Poems by Brian Kirk
Brian Kirk is a poet and short story writer from Dublin. His first poetry collection After The Fall was published by Salmon Poetry in 2017. His poem “Birthday” won the Listowel Writers’ Week Irish Poem of the Year at the An Post Irish Book Awards 2018. His short fiction chapbook It’s Not Me, It’s You won the inaugural Southword Fiction Chapbook Competition and was published by Southword Editions in September 2019. He blogs at www.briankirkwriter.com.
Fear and Trembling
I remember a warm hand on the small of my back,
the skittering of hooves across loose stones,
the energy of tensed haunches as we
climbed to the site. A river of worry stealing
its way through my veins, the old man leading
the mule in a stupor of silence under a sun
where no tree gave shade. The kindling
pricking my side; the knife blade’s blinding,
tiny sun dancing beside us. No clouds in the sky.
What could I do but obey? I told no one, not even
my wife; made up a story about an old friend
in trouble as I loaded the mule, then lifted the boy
onto its back. For three days I fought myself
in silence among snakes, sand and rocks, stopping
at night to build fires and eat bread under the stars.
When we came to the place, I restrained him though
I knew he would not resist. The dry wood drank the spark,
spat back flame as I drew the blade from my belt.
I was afraid, I remember, there is no doubting that,
but not afraid of my father, the old man with the knife
in his hand. I was a child – I knew nothing of duty or faith;
I let him bind me with the old rope that he’d used for the wood.
Splinters pricked at my flesh, but I didn’t complain
though my body convulsed as black smoke rose from the flames.
The knife licked the sun as he bent to his task,
eyes searching holes in a mask till he saw me, his son.
Some say God stayed his hand – all I know is love won.
What do students of theology learn at school to help
them through the night sweats and insomnia?
What hope is there for us who dwell on our mortality
throughout the unending night? The priest will do his best
to shepherd his flock avoiding the pitfalls of bereavement,
but what about the faithless, the unsure, forlorn?
Think of death as a journey, he says, the deceased
as a traveller taking a coffin-shaped boat from a grave-shaped

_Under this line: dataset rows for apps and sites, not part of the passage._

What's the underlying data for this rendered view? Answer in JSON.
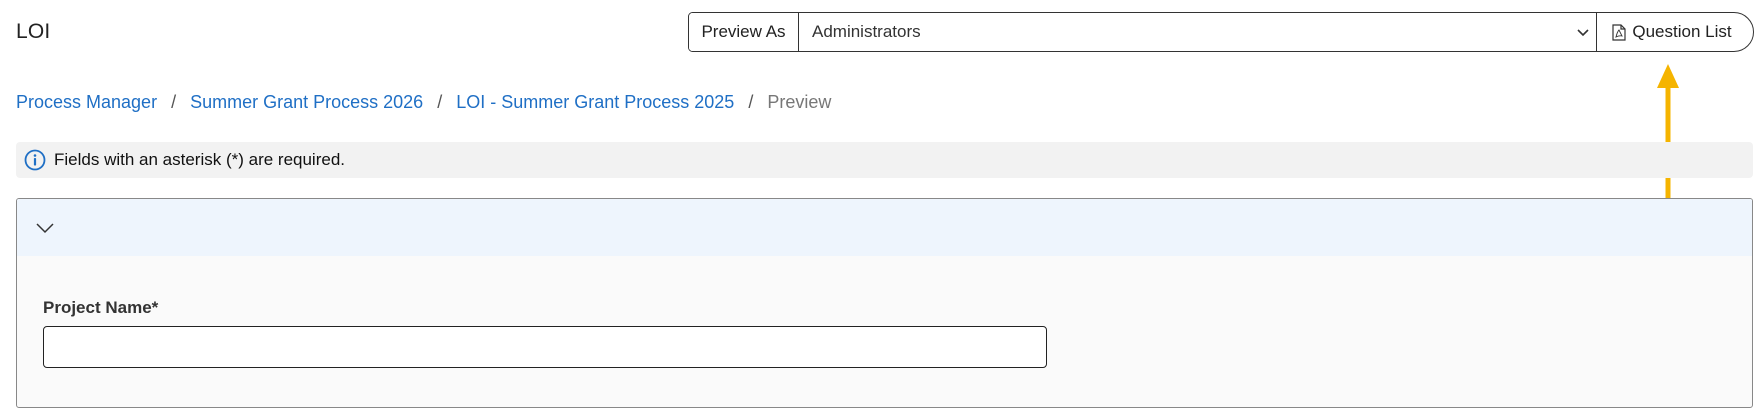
{
  "header": {
    "title": "LOI",
    "preview_as_label": "Preview As",
    "preview_as_selected": "Administrators",
    "question_list_label": "Question List"
  },
  "breadcrumb": {
    "items": [
      "Process Manager",
      "Summer Grant Process 2026",
      "LOI - Summer Grant Process 2025"
    ],
    "current": "Preview",
    "separator": "/"
  },
  "info_banner": {
    "text": "Fields with an asterisk (*) are required."
  },
  "section": {
    "fields": [
      {
        "label": "Project Name*",
        "value": "",
        "placeholder": ""
      }
    ]
  },
  "colors": {
    "link": "#1f6fc5",
    "section_header_bg": "#eef5fd",
    "banner_bg": "#f2f2f2",
    "annotation_arrow": "#f5b400"
  },
  "icons": {
    "info": "info-circle-icon",
    "pdf": "file-pdf-icon",
    "dropdown": "chevron-down-icon",
    "collapse": "chevron-down-icon"
  }
}
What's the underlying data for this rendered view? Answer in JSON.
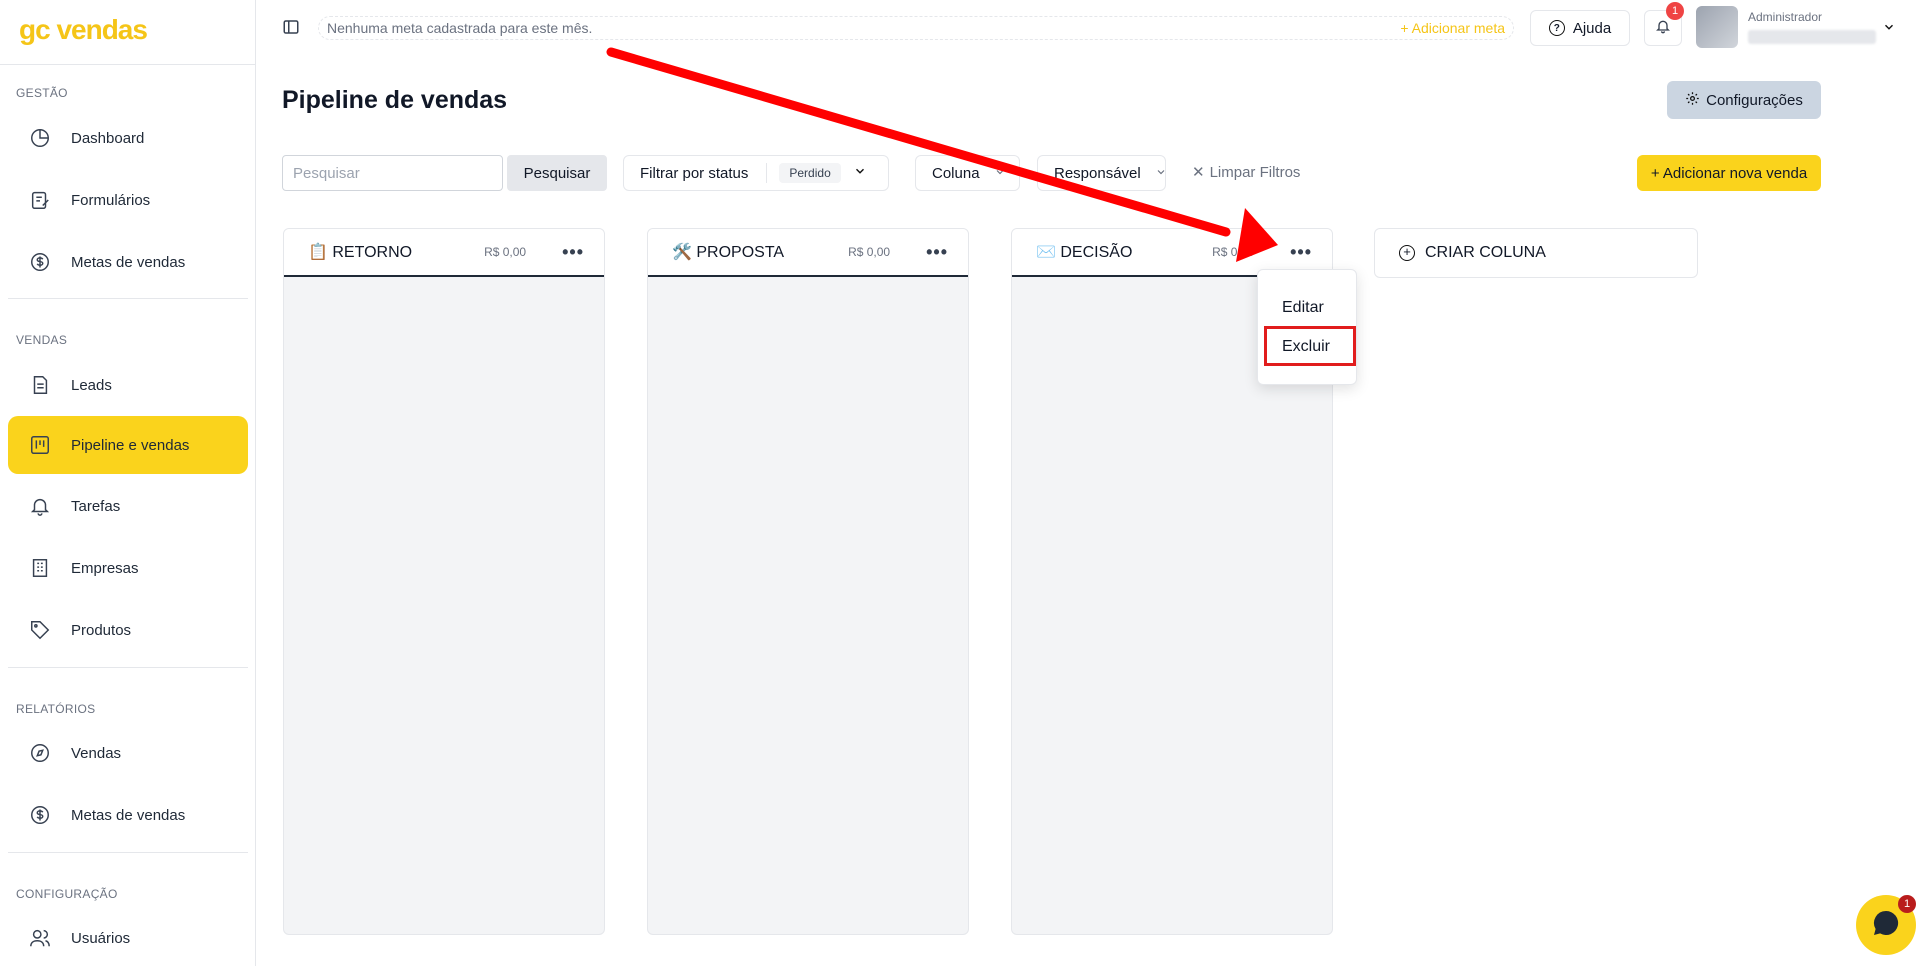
{
  "app": {
    "logo": "gc vendas"
  },
  "sidebar": {
    "sections": [
      {
        "label": "GESTÃO"
      },
      {
        "label": "VENDAS"
      },
      {
        "label": "RELATÓRIOS"
      },
      {
        "label": "CONFIGURAÇÃO"
      }
    ],
    "items": [
      {
        "label": "Dashboard",
        "icon": "pie-chart-icon"
      },
      {
        "label": "Formulários",
        "icon": "form-edit-icon"
      },
      {
        "label": "Metas de vendas",
        "icon": "dollar-circle-icon"
      },
      {
        "label": "Leads",
        "icon": "document-icon"
      },
      {
        "label": "Pipeline e vendas",
        "icon": "kanban-icon",
        "active": true
      },
      {
        "label": "Tarefas",
        "icon": "bell-icon"
      },
      {
        "label": "Empresas",
        "icon": "building-icon"
      },
      {
        "label": "Produtos",
        "icon": "tag-icon"
      },
      {
        "label": "Vendas",
        "icon": "compass-icon"
      },
      {
        "label": "Metas de vendas",
        "icon": "dollar-circle-icon"
      },
      {
        "label": "Usuários",
        "icon": "users-icon"
      }
    ]
  },
  "topbar": {
    "goal_text": "Nenhuma meta cadastrada para este mês.",
    "goal_add": "+ Adicionar meta",
    "help_label": "Ajuda",
    "notification_count": "1",
    "user_role": "Administrador"
  },
  "header": {
    "title": "Pipeline de vendas",
    "config_label": "Configurações"
  },
  "filters": {
    "search_placeholder": "Pesquisar",
    "search_button": "Pesquisar",
    "status_label": "Filtrar por status",
    "status_value": "Perdido",
    "column_label": "Coluna",
    "owner_label": "Responsável",
    "clear_label": "Limpar Filtros",
    "add_sale_label": "+ Adicionar nova venda"
  },
  "columns": [
    {
      "title": "📋 RETORNO",
      "amount": "R$ 0,00"
    },
    {
      "title": "🛠️ PROPOSTA",
      "amount": "R$ 0,00"
    },
    {
      "title": "✉️ DECISÃO",
      "amount": "R$ 0,00"
    }
  ],
  "create_column_label": "CRIAR COLUNA",
  "column_menu": {
    "edit": "Editar",
    "delete": "Excluir"
  },
  "chat": {
    "badge": "1"
  },
  "colors": {
    "accent": "#fad31c",
    "annotation": "#e11d1d"
  }
}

harbour, waved off by a weeping congregation who secretly
wish their time had come. We are sad at their leaving –
and that’s only natural – but consider the family and friends

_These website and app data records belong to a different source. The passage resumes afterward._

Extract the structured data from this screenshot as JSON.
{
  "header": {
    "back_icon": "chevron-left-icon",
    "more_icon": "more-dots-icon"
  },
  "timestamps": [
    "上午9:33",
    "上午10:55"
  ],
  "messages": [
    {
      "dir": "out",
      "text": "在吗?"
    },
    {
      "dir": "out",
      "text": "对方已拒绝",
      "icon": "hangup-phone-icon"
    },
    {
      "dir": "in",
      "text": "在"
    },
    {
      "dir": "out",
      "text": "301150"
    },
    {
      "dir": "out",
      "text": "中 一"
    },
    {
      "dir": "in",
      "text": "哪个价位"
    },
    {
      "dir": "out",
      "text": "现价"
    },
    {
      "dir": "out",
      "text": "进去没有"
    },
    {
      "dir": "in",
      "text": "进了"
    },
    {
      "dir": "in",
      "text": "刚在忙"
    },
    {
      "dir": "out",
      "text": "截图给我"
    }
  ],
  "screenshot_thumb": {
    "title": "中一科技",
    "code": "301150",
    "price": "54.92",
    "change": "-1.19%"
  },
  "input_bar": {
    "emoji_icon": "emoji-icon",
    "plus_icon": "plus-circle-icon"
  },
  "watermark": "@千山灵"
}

who have gone on ahead; imagine them waiting, expectant,
at a pristine and wonderful quay side, tears of welcoming joy
in their eyes as they scan the horizon for a bright sail.
I wish that there was something in the notion
that someone would provide for us, no matter what.
In rain we’d find a shelter near at hand, in sun
a dappled shade. Without labour we might reap
where others sowed and fill our bellies with the fruit
of work we never did. Is that not what was promised
in the book? Were we not the chosen few, the free
birds of the air? The simple fact of our existence
was supposed to be enough, but we can’t credit that.
We agitate the water so we might stay afloat…once, twice,
maybe for a third time rise and break the surface before
our natures coalesce and drag us underneath.
When Denis Johnson died I went to my local library –
built with money donated by the philanthropist Carnegie –
borrowed a copy of Train Dreams and read it in his memory.
All week I’d been reading his stories on my phone on the tram;
gems buried in the archives of the New Yorker and the Paris Review.
They explode in your mind when you read them, infect your thoughts
and spread like a disease to the imagination. The future offers
itself in a peculiar light at a precarious slant, the past disturbed
re-settles in a surprising form. Your memories get re-written, borrowed,
read, returned, stranger but truer than they’d ever been before.
© Brian Kirk